What is the most beautiful book you own?
The Balthazar Cookbook, from the well-known restaurant in downtown New York, a book that I edited a dozen years ago, which afforded me the irrelevant but enjoyable opportunity to have a smoky boozy dinner with the restaurant's owner Keith McNally and his charming friend Helena Bonham Carter.

Where and how do you write?
As a rule, I leave home at 8.40am to bring my kids to school, then I continue on foot to a members club, where I arrive at 9 sharp – 9.01 if I just miss the long traffic light at Eighth Avenue. I write until I get hungry or run out of ideas, but in no case sooner than 11.30.

What book changed the way you think about fiction?
John Grisham's A Time to Kill, which introduced me to the idea that top-of-the-bestseller-list popular fiction can also be meaningful. That seems obvious now, but it wasn't when I was in my early twenties.

What is the most research you have done for a book?
I was an expat in Luxembourg for a year and a half, then I wrote a novel called The Expats , so that whole experience was research. And I worked in book publishing for nearly 20 years, then set The Accident in book publishing. So basically my entire adult life has been research for these two novels.

What book influenced you the most?
I really don't know how to go about answering this, and I'd be inclined to distrust anyone who could.

What book would you give to a friend's child on their 18th birthday?
Strunk and White's slim, elegant, indispensible primer on writing, The Elements of Style. I'm concerned, as I guess all middle-aged people are, about the younger generations' level of literacy.

What book do you wish you had read when you were young?
Donna Tartt's The Goldfinch, which is a sensational book about being young. But it wasn't published until I was already 45.

What advice would you give to an aspiring author?
Books are for readers, and chances are fairly high that they don't care about you, even a tiny bit. They want to be entertained or educated or seduced or terrified or blown away by the beauty of a spectacular sentence, and their desires are probably not going to be satisfied with 115,000 words about your teenage angst.

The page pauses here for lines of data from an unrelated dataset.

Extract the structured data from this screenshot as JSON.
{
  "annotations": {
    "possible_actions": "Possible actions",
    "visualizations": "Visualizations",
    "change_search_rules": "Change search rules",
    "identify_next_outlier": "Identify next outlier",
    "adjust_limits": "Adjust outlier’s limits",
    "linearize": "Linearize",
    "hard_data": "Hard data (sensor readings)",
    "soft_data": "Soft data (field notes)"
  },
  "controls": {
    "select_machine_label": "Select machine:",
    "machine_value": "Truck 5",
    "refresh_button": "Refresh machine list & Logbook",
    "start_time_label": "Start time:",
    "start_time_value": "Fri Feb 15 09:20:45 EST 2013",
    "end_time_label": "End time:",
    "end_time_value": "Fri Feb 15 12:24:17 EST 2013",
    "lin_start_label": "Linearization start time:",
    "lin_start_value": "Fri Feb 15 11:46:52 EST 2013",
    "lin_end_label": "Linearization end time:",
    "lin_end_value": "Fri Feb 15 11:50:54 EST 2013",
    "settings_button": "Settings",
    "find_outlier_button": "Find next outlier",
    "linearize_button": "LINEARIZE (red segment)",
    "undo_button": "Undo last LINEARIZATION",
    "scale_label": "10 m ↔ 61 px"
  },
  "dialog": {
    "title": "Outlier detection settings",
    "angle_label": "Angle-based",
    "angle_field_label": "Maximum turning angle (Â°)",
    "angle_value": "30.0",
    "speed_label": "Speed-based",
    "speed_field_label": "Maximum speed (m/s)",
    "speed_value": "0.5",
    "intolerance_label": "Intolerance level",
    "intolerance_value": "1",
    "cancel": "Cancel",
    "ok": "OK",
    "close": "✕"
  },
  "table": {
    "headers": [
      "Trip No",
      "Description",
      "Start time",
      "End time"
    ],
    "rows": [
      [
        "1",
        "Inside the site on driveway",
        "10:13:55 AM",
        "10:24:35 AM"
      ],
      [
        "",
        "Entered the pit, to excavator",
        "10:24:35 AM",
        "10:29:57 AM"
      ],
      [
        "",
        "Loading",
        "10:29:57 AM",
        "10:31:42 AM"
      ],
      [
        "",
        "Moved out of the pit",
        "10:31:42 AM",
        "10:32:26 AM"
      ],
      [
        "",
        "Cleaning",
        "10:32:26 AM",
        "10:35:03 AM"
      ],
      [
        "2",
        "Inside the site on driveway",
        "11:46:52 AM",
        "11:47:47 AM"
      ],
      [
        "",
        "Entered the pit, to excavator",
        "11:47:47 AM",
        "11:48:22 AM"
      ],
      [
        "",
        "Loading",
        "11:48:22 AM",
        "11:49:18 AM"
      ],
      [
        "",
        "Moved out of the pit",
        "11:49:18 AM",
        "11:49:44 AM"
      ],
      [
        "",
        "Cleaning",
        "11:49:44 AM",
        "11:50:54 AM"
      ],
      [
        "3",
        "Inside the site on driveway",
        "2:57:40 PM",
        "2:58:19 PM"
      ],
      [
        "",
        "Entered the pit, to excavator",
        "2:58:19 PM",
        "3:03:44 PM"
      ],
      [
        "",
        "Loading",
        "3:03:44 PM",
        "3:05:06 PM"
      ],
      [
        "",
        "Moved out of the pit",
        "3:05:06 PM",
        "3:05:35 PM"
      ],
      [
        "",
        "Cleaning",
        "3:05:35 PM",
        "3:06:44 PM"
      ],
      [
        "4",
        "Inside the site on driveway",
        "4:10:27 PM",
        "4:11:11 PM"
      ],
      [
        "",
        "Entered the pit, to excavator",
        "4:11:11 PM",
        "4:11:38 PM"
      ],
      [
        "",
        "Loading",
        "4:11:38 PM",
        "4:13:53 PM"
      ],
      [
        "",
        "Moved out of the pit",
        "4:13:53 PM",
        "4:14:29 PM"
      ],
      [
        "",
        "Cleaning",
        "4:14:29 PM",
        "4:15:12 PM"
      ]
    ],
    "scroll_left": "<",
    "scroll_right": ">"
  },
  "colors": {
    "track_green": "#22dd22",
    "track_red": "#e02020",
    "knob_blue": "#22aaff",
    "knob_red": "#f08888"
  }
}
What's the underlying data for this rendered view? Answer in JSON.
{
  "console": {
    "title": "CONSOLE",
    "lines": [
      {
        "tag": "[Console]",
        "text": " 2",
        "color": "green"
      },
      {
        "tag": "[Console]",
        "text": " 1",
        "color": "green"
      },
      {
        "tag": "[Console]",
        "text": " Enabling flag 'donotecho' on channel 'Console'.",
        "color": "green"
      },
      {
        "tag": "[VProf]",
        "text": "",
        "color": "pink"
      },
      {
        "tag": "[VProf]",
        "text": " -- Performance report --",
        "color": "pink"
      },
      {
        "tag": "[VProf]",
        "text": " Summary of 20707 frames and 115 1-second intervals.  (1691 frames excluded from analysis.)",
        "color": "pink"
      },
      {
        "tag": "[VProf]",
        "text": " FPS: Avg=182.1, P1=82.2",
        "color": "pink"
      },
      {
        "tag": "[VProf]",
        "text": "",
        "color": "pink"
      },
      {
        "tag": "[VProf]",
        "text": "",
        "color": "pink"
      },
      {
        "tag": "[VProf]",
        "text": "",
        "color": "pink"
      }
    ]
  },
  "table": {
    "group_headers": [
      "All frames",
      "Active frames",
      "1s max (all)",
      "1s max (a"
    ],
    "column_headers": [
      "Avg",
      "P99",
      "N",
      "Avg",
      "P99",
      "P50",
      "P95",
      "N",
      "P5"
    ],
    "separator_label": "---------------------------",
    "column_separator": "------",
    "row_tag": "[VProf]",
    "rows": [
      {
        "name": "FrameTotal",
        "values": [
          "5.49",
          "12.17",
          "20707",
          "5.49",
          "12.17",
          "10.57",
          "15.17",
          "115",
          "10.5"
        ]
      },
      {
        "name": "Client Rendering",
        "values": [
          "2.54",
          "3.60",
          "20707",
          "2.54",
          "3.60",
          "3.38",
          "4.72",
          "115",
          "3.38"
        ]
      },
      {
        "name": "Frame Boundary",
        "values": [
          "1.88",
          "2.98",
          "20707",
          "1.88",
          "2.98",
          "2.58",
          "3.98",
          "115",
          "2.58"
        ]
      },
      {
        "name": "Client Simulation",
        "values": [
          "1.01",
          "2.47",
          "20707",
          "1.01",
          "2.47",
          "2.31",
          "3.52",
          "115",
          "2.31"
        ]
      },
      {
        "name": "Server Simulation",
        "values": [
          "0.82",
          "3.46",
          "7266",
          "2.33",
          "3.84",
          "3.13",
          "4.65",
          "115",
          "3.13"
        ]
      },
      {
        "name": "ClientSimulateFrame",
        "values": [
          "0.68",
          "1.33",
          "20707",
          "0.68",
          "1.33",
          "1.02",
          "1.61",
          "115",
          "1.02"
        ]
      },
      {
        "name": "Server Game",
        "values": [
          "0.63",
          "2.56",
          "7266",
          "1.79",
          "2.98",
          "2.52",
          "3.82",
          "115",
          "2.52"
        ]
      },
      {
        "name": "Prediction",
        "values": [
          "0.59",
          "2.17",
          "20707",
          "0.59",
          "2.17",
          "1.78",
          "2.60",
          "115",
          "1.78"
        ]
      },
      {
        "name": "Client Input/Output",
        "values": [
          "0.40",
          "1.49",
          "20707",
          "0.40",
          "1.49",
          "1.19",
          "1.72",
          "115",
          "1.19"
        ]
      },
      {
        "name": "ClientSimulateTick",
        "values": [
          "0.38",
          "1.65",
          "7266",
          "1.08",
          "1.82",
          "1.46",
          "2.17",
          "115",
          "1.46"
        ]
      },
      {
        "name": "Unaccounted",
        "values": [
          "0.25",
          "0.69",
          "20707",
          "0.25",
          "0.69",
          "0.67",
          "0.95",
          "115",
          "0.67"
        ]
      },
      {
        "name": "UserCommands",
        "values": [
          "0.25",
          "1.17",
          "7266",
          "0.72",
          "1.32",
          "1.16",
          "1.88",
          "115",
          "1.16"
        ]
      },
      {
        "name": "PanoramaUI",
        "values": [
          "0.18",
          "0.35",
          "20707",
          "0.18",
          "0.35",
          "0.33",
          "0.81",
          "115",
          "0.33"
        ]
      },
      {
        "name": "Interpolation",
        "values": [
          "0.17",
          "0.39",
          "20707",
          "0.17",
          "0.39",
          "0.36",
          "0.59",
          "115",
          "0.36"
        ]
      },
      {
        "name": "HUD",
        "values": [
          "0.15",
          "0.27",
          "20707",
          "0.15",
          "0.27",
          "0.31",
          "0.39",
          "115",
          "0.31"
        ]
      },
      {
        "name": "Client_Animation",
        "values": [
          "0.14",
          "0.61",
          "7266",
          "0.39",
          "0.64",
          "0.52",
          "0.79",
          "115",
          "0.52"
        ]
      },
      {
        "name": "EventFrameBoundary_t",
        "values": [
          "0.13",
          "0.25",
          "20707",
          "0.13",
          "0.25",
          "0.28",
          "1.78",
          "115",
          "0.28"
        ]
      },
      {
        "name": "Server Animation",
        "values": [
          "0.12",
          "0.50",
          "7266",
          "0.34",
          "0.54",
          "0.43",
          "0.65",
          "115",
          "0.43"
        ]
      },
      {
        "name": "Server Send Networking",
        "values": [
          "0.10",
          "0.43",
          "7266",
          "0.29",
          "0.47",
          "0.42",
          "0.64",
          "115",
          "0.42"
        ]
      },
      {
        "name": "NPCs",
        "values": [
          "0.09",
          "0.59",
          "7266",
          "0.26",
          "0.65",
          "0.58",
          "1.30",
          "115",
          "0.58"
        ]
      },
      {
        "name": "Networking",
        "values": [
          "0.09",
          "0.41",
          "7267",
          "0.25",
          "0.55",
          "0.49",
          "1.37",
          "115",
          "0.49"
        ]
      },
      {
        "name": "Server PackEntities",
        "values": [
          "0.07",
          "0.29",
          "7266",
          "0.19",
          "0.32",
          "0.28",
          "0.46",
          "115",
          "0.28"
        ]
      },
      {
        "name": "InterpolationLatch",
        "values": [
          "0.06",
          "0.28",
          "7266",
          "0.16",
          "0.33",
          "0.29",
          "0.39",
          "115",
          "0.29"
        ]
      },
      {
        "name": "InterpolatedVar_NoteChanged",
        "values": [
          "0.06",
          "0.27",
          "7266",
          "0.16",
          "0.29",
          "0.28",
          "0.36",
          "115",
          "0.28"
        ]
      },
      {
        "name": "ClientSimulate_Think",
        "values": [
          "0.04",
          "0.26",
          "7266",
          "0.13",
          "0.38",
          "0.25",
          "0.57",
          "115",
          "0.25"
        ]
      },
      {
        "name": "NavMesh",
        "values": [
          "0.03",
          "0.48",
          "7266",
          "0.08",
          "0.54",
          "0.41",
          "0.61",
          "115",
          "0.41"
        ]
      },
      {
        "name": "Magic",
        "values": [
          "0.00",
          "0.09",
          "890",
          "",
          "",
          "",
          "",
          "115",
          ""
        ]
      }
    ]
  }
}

What weight do you give reviews?
I give tremendous weight to my positive reviews, and none whatsoever to my negative ones. As for reviews of other people's books, I think they can be of huge value. But of course a review is written by a person, whose tastes and prejudices and resentments and agendas and favorite quotations may not mesh with mine. A book review is a subjective assessment, not an objective fact.

Where do you see the publishing industry going?
I'm afraid the business is tending more than ever toward a winner-take-all environment, where a tiny number of books sell tremendously well, while everything else is unprofitable. I hope I'm wrong.

What writing trends have struck you lately?
Pornography! I'm astounded at how many women want to read explicit descriptions of sex.

What lessons have you learned about life from reading?
I think the most important lesson has been subjectivity: with the exception of maths, pretty much everything else is subjective.

What has being a writer taught you?
To have a thicker skin.

Which writers, living or dead, would you invite to your dream dinner party?
Oscar Wilde, Ernest Hemingway, Norman Mailer, with a lot of liquor.

What is the funniest scene you've read?
In David Foster Wallace's Infinite Jest, the students play a fictional game called Eschaton whose grand finale made me laugh so hard I thought might need a physician.

What is your favourite word?
Again, see above. But these days, I have to admit I'm partial to ludicrous.

If you were to write a historical novel, which event or figure would be your subject?
The 39th president of the United States, Jimmy Carter, during the Iran hostage crisis of 1979-81. A fascinating man at a pivotal point in modern history.

The Accident by Chris Pavone is out now, priced £12.99 (Faber & Faber)